I devoured that book in less than a day. I was amazed to learn he grew up in Oakland, a high school classmate of both Frank Robinson and Johnny Mathis. He won back-to-back NCAA championships with the University of San Francisco, hardly a school that when I discovered them was nationally prominent. I read how he was drafted by the St. Louis Hawks, who traded his rights to the Celtics before he played a minute. The Celtics were one of the least racially integrated franchises in a league dramatically different in pigmentation nearly 65 years ago than what it is today. For Russell to emerge as a hero, let alone the choice to break through the Negro (don’t chide me, that’s what it was called then) coaching barrier, he needed to excel at a level far beyond that of others.
You think 11 championships in 13 seasons was a strong enough resume to qualify?

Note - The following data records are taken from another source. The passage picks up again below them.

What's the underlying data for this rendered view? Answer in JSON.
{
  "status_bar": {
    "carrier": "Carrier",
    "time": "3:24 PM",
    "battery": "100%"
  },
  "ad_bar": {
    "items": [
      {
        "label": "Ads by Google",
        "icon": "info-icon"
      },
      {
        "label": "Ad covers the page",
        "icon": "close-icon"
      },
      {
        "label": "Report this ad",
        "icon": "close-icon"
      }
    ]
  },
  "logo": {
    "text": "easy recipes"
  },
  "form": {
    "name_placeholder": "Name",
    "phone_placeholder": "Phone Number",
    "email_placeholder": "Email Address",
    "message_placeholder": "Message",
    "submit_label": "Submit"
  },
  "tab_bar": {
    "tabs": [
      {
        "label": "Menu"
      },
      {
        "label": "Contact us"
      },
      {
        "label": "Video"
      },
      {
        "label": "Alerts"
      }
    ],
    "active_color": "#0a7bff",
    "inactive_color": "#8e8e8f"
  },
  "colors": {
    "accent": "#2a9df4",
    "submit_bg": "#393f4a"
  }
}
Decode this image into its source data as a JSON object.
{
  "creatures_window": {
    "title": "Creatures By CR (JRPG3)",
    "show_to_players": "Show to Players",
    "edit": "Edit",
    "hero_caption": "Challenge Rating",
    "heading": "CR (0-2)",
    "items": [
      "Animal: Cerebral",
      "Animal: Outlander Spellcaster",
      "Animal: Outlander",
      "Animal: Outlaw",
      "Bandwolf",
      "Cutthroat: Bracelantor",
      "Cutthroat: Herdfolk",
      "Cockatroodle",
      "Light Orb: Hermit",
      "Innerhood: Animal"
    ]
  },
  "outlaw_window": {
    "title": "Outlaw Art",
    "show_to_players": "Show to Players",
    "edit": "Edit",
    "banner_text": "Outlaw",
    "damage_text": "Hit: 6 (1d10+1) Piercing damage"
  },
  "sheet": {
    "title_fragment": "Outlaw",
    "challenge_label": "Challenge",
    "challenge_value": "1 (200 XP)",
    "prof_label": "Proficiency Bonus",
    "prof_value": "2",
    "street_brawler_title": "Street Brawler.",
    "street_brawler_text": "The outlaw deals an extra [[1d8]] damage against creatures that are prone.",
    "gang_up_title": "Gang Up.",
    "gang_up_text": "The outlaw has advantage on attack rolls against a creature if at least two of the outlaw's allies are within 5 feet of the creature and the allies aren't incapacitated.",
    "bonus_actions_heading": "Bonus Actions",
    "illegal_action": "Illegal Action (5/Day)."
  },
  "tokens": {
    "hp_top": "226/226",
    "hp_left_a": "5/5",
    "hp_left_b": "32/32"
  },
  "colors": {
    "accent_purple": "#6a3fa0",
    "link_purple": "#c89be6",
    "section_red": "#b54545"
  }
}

Sure, there are nearly four times as many teams now as when Russell began. But that also means that the players that made up those teams were. as units, way better proportionately than many doormats of this era are. Russell merely emerged as the pre-eminent rebounder of all time, and almost always denied Wilt Chamberlain any post-season success, matching up often with him in playoffs. While Chamberlain set scoring and rebounding records in the regular season, Russell practically dominated the post-season. No wonder the league’s MVP trophy is named in his honor.
My more enduring memories of him were as a broadcaster, where he teamed with Chris Schenkel on ABC’s Sunday afternoon games in the ’70s, and later on CBS with Brent Musburger. Bill would rarely hold back on his opinions, and was particualrly outspoken about racial injustice. But no matter how inflammatory his statements could be, he’d inevitably hear or see something that would make him laugh. His CACKLE was hypnotic. His candor refreshing. His style inspiring.
When he attempted coaching comebacks in first Seattle and then Sacramento later in life he had little patience for the gamesmanship and childish antics that way too many talented players exhibited. When he’d leave, he’d be brutally honest about who treated him right and who wronged him, and encouraged countless others to do the same.
When Barack Obama awarded him the Presidential Medal of Freedom 11 years ago, is was a far more deserved honor in that case than, say, Rush Limbaugh.
As the tributes roll in today from all over the sports–no, the ENTIRE–world, I realize I am hardly someone who can honestly say I’d be immediately recognized as someone he influenced. But please believe that, as a player, coach, broadcaster, and human being, there’s nary a personality that impacted me more.
And now, at 88 years of age, but somehow still too soon, he’s a physical part of our past.
When you look up in the rafters of the Garden in Boston next year, you’ll see 23 retired numbers, in tiered rows on placards since there’s not enough room for that many jerseys. Russell’s is #6. I don’t think there’s anyone who has ever experienced him that would argue that, for eternity, he will be #1.